Magnus’ prophecy at the beginning of the book realizes itself at the end. He is the spirit of the place – so by betraying him any character is also betraying this spirit of place - but I also wanted to show him as being an outmoded principle – partly through his own shirkings and partly through an upsurge of decadence in the times in which we live. In a way it’s Magnus’ time that is past.

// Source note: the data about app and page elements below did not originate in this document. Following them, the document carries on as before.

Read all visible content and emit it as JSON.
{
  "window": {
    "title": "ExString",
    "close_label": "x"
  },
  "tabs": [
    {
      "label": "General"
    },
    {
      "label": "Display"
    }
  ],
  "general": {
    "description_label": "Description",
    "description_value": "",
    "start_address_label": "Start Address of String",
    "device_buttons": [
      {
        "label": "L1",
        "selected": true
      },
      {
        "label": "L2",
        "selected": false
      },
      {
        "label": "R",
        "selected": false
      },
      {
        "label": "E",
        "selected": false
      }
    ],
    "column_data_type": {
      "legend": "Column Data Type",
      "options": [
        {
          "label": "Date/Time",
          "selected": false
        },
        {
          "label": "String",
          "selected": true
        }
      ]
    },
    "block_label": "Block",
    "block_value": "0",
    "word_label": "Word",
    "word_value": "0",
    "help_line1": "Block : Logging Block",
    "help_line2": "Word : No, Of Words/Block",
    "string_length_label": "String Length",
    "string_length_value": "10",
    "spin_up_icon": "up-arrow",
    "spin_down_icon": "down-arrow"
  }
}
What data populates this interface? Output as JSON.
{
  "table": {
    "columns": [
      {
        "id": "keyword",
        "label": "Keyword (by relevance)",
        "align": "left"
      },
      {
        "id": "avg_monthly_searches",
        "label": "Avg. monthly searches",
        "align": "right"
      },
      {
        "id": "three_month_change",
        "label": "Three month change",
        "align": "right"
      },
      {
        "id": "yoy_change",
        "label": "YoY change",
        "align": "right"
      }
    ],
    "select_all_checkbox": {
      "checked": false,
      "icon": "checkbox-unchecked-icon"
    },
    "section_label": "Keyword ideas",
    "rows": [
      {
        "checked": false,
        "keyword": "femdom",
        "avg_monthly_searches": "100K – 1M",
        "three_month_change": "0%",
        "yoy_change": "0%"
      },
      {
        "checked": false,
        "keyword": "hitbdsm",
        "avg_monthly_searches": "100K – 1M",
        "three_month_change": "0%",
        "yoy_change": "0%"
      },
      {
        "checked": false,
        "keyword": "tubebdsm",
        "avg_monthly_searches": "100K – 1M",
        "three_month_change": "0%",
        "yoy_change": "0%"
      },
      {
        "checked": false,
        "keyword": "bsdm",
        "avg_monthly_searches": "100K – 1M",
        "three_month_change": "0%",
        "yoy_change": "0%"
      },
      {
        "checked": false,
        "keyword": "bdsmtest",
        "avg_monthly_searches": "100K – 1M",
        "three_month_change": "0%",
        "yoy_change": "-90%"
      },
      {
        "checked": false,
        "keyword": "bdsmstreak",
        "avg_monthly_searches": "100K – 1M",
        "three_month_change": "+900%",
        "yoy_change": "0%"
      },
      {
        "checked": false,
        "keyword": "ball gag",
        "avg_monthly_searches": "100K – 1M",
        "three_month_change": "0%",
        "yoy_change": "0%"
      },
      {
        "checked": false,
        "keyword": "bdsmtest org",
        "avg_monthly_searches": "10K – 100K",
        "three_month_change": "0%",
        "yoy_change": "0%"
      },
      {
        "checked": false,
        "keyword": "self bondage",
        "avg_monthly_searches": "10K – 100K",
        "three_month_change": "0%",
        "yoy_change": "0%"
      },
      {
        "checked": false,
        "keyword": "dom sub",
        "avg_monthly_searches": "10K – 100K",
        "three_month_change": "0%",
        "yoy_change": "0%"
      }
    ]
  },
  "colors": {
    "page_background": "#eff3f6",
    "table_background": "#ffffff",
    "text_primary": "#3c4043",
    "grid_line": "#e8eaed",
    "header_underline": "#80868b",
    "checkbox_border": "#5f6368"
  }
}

The exemplary voice of That Time was always meant to be the setting, the natural habitat – which is why all the descriptive passages of place contain an unrelenting lyrical evocation of beauty. The setting offers vast possibilities of connection, of kinship, of transcendence. The characters though, in the romantic tradition, have all created a world of their own and will not refrain from following spectres and illusions. They disdain the principle of pollen. This was my point of departure. It’s meant as essentially a satirical novel but unlike most modern satirical novels which depict the external world as vulgar and fallen, I’ve tried to create, in part, an exemplary natural world which ought to help heighten powers of empathy and creative understanding but instead is used by the characters as little more than a flattering backdrop for their narcissistic monologues. Essentially I brought modern London to an unspoilt place of immense romantic possibility. It’s my La Dolce Vita. Though the book does not possess a simple code which, if decrypted, will spell out the entire meaning of the text, it does abide by a number of dictums, one of which is the natural living world consistently being ignored or mocked as a touchstone. In fact everyone is warring with nature – but neither do I want to suggest they are entirely wrong to do so.
I think people will have different ideas about which character should be developed more. This is the realm of personal taste. To my mind though, in depth character studies don’t belong in this novel. It’s very much a theatrical novel, shifted through its paces by dialogue. And its time span is very brief. I didn’t want inner voices. (It’s a bit old hat anyway, this business of finding psychological motive). Every character is deliberately limited to the personality he or she has romantically created for themselves. And this personality is always a suit of armour. It forsakes natural springs, the tides of the sea. Everyone is using personality to deflect or cheat sexuality, nature. I kind of sense you’re asking for one or two characters to be more likeable but though I’m aware that none of them are going to inspire unadulterated love I’m not sure that any of them are quite as despicable as you seem to have viewed them, perhaps with the exceptions of Gavin and Rory who of course are slightly caricatured villains. Essentially though it’s the tone, the writing itself, the weave that has to “likeable”. I didn’t mean the text as a whole to be cynical and I don’t think it is. It’s meant more as social criticism, as a criticism of modern romanticism which is essentially just the fluff and feathers.
As for the gambling, I would argue that there’s no need for any precedent. It was essentially a pastime, a card game and Jake was being competitive in front of an audience of attractive girls – all perfectly within his nature. It’s not as if he’s suddenly become a hardened gambler or that his character suddenly succumbs to an unlikely alchemy. His father’s most treasured possession is the pool table – a symbol of male competiveness. The gambling scene shows him, like everyone else, to be incapable of empathy, which is the touchstone of a truly romantic spirit. Romanticism without creative vision is perhaps merely a narcissistic philosophy of life. And I sense that’s what we have nowadays. Hence Magnus, who alone does have a creative vision, is part of the time that is past.